Thursday, January 9th, 6–8pm
Please join Nancy Margolis Gallery next Thursday for the opening of a two-person exhibition featuring Kathleen Craig and Sarah Lubin. There will be a reception at NMG on Thursday, January 9th, from 6pm until 8pm. Each artist will give an individual artist talk.
Saturday, January 11th, 2pm until 3pm
Kathleen Craig creates landscapes and still-lifes inspired by observation and memory. Rendered with oil paint on canvas, Craig’s paintings explore the relationship between abstraction and representation. She captures the essence of her subjects—docked boats, vases of flowers, distant islands—through abbreviated forms and soft patches of color. While some compositions appear entirely non-objective—such as Purple Floor Still Life (2019) in which plots of color stagger across the canvas—others engage both styles, as seen in Rocks and Weed (2017) and Still Life with Rainbow Pitcher (2019). What’s more, there exists an interesting tension between humor and gravity in Craig’s sensitive forms. Cat in the Coffee (2019), for instance, is a snapshot of a benign accident in progress. At the same time, it is a serious examination of composition and form: the lean body of the cat stretches diagonally from one corner of the painting to the next, and a pattern of repeated coffee mugs in the background adds visual texture.

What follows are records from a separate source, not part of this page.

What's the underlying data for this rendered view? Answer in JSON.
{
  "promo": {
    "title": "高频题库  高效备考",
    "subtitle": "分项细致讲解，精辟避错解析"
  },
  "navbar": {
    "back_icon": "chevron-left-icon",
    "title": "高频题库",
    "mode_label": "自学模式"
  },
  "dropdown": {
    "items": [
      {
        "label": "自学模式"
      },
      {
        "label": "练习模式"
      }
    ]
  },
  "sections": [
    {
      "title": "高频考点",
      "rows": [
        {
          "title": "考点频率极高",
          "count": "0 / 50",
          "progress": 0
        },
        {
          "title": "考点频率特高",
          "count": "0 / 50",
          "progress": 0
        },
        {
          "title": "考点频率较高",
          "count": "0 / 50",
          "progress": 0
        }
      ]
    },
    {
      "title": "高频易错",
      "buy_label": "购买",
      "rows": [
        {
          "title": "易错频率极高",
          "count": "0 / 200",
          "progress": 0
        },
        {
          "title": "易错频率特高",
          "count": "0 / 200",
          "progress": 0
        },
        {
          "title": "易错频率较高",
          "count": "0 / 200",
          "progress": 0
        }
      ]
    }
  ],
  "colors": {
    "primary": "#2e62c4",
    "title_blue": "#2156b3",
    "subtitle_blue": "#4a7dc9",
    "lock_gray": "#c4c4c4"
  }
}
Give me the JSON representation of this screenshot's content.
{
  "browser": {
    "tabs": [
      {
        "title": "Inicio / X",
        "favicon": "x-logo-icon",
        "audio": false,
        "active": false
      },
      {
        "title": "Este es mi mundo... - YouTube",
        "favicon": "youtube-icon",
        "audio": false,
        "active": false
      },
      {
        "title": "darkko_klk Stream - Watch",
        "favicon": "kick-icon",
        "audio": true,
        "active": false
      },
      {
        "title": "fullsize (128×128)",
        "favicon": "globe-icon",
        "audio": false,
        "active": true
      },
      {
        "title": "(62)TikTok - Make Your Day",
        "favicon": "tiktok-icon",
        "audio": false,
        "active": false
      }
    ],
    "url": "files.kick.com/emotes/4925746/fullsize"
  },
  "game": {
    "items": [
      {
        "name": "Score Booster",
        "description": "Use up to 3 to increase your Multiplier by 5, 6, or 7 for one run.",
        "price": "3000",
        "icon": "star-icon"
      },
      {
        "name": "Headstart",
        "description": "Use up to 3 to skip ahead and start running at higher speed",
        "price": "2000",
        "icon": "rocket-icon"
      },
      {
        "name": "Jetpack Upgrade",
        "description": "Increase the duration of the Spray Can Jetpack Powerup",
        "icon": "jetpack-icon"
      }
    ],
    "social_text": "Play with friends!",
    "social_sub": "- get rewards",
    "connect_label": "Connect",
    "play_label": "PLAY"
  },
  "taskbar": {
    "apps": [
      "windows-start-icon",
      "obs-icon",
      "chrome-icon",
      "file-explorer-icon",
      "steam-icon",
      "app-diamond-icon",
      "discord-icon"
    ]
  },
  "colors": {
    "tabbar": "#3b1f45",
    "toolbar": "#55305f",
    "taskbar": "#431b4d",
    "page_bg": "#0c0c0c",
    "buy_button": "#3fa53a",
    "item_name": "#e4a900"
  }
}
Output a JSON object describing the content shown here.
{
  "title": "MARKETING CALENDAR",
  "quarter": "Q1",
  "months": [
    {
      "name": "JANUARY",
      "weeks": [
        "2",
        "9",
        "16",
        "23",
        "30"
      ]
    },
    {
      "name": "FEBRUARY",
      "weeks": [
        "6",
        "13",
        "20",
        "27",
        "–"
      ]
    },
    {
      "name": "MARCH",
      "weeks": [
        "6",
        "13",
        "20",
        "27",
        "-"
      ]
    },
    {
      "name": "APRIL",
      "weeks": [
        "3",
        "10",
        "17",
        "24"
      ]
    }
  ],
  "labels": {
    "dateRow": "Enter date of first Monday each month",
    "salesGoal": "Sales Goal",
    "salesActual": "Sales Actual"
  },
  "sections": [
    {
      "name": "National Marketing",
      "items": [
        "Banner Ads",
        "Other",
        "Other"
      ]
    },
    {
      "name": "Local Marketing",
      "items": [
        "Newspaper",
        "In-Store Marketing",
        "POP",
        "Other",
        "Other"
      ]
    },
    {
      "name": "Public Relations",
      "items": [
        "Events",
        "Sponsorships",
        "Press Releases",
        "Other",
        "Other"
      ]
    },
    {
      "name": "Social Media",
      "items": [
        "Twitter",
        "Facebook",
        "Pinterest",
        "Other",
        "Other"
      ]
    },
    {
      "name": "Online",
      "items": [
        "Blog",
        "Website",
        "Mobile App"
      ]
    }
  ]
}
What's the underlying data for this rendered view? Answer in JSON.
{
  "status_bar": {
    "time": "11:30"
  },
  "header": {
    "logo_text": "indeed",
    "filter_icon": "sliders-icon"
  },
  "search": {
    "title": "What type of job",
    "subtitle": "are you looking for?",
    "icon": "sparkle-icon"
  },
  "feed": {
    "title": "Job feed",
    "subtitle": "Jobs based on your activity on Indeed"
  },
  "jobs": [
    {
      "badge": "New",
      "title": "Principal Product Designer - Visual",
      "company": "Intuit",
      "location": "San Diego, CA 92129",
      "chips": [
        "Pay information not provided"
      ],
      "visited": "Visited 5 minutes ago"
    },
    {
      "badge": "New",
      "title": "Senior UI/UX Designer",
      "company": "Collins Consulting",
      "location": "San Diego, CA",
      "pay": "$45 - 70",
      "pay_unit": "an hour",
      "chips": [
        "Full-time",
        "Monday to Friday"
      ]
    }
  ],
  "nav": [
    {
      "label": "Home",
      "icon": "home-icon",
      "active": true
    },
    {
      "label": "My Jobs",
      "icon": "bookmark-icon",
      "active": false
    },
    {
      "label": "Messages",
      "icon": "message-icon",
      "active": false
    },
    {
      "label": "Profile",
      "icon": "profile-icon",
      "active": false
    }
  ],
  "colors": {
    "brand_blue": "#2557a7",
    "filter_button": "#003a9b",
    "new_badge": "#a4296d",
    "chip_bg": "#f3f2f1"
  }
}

Saturday, February 1st, 2pm until 3pm
Reflecting on her own work, Sarah Lubin states that “shapes become people, spaces flatten and expand, and time is suspended.” We can see clear examples of these elements in Lubin’s recent body of paintings, in which contemplative figures, decorative patterns, and abstracted interior spaces dominate her compositions. Her quiet paintings depict moments that are simultaneously familiar and uncanny. In Pinwheels (2019) two figures gaze enchantingly at the viewer behind the gleaming toys; the everyday act of peeling an orange takes on an elevated significance in Geranium (2019); and in The Measure of Things (2019) sunlight pouring through slatted blinds transforms an interior space and the elongated figures within it into spliced planes of shadows and highlights. By contrast to Craig, whose shapes appear soft with hazy edges, Lubin’s forms are defined and geometric. Even her depictions of shadows are rendered as delineated segments of color, rather than seamless gradients, as seen in her small gouache painting Interior (2019).